--- START ---

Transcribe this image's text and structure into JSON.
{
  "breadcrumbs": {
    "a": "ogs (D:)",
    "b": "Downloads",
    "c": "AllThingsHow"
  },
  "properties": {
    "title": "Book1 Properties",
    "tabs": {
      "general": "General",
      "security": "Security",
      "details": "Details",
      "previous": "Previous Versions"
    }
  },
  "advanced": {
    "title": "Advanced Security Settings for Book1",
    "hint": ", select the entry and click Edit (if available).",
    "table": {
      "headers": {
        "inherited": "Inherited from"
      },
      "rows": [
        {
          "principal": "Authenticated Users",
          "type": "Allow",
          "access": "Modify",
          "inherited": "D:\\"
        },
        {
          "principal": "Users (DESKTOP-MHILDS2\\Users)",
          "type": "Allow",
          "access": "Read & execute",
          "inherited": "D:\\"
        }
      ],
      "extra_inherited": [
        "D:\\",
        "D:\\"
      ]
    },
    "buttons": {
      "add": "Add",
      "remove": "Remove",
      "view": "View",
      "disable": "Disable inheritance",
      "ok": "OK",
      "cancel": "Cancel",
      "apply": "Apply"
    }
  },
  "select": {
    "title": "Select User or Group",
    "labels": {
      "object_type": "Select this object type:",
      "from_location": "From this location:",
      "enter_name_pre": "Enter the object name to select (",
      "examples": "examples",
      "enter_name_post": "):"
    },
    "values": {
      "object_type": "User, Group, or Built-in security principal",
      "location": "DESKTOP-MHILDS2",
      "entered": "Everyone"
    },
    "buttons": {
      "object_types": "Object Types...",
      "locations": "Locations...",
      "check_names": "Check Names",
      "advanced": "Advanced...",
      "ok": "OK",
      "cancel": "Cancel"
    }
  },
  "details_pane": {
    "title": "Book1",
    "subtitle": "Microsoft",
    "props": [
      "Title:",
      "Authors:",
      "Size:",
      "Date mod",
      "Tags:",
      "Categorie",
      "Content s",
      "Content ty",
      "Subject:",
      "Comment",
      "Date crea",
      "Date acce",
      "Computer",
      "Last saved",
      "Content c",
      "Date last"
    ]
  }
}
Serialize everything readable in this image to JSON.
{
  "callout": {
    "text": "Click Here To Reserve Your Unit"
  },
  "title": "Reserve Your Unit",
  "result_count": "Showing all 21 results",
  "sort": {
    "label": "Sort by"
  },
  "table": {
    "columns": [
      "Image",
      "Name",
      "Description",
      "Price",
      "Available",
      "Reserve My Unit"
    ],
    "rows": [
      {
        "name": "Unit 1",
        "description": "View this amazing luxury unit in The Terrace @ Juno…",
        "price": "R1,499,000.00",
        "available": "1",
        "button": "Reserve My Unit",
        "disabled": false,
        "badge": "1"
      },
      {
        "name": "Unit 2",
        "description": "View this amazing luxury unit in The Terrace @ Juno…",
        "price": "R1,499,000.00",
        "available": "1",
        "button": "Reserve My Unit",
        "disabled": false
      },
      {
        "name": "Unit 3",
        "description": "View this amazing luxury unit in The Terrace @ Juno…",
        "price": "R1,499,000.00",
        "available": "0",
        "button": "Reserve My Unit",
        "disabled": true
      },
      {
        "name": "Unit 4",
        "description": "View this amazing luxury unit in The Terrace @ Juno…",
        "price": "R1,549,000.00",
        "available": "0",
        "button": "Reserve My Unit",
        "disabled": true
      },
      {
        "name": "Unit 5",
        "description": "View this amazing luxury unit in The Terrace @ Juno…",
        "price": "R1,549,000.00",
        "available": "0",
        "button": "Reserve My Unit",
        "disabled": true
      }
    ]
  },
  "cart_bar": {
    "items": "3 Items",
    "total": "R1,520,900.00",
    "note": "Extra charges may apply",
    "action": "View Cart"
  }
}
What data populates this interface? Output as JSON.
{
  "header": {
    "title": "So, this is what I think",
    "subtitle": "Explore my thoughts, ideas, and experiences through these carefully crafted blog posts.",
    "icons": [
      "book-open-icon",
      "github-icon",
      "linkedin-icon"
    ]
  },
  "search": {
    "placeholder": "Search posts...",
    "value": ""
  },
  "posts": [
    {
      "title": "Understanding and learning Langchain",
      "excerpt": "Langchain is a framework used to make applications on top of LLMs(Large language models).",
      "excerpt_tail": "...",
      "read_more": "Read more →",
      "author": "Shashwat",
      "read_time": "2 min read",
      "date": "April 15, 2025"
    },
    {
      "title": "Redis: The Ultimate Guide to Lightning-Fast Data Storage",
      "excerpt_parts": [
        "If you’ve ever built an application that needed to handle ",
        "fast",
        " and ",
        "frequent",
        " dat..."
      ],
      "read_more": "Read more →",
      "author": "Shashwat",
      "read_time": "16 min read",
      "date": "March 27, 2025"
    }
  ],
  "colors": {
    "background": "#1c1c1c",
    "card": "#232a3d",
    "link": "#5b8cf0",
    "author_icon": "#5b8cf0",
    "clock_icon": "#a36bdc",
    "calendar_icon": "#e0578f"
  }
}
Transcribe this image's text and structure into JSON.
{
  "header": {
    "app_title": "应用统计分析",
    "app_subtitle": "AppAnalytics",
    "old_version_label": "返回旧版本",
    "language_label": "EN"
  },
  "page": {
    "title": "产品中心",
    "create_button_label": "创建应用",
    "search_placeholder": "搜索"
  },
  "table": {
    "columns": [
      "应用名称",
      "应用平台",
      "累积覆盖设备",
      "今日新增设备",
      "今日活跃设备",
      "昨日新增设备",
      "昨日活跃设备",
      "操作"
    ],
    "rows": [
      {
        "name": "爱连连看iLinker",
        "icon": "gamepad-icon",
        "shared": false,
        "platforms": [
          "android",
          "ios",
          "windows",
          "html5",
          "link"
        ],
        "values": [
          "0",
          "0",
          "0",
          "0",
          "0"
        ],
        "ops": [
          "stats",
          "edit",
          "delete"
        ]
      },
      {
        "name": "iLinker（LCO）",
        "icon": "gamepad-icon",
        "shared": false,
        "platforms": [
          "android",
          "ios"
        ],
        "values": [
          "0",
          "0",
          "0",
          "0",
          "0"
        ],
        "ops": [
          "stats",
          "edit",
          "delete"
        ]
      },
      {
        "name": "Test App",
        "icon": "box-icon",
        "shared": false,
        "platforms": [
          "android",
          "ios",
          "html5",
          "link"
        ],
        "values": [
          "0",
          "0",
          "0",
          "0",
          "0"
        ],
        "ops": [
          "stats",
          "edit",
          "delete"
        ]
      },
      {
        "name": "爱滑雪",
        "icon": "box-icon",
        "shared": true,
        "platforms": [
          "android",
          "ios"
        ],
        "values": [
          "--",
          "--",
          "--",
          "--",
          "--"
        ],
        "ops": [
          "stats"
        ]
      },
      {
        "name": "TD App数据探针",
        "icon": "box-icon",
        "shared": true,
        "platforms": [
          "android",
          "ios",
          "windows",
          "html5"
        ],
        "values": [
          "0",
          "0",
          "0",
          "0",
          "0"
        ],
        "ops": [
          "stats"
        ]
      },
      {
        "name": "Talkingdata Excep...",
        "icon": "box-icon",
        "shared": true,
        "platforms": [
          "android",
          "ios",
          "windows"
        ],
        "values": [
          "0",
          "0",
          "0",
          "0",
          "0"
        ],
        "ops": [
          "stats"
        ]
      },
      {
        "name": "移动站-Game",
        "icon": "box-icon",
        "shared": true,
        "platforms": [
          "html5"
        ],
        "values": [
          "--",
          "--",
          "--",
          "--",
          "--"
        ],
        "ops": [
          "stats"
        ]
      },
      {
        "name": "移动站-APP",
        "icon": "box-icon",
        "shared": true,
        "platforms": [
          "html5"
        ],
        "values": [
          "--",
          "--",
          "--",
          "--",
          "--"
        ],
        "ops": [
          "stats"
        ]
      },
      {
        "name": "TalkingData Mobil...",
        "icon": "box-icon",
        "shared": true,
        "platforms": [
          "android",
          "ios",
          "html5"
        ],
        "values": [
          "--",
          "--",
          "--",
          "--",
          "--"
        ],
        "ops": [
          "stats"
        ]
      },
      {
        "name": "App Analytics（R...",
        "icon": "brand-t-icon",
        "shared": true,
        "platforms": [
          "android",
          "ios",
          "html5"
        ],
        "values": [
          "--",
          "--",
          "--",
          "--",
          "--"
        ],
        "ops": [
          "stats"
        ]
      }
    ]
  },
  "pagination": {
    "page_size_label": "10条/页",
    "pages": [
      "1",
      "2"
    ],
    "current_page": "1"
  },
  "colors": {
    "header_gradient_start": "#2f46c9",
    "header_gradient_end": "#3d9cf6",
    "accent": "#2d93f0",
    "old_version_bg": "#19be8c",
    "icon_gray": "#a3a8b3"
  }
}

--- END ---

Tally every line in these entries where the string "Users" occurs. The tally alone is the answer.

2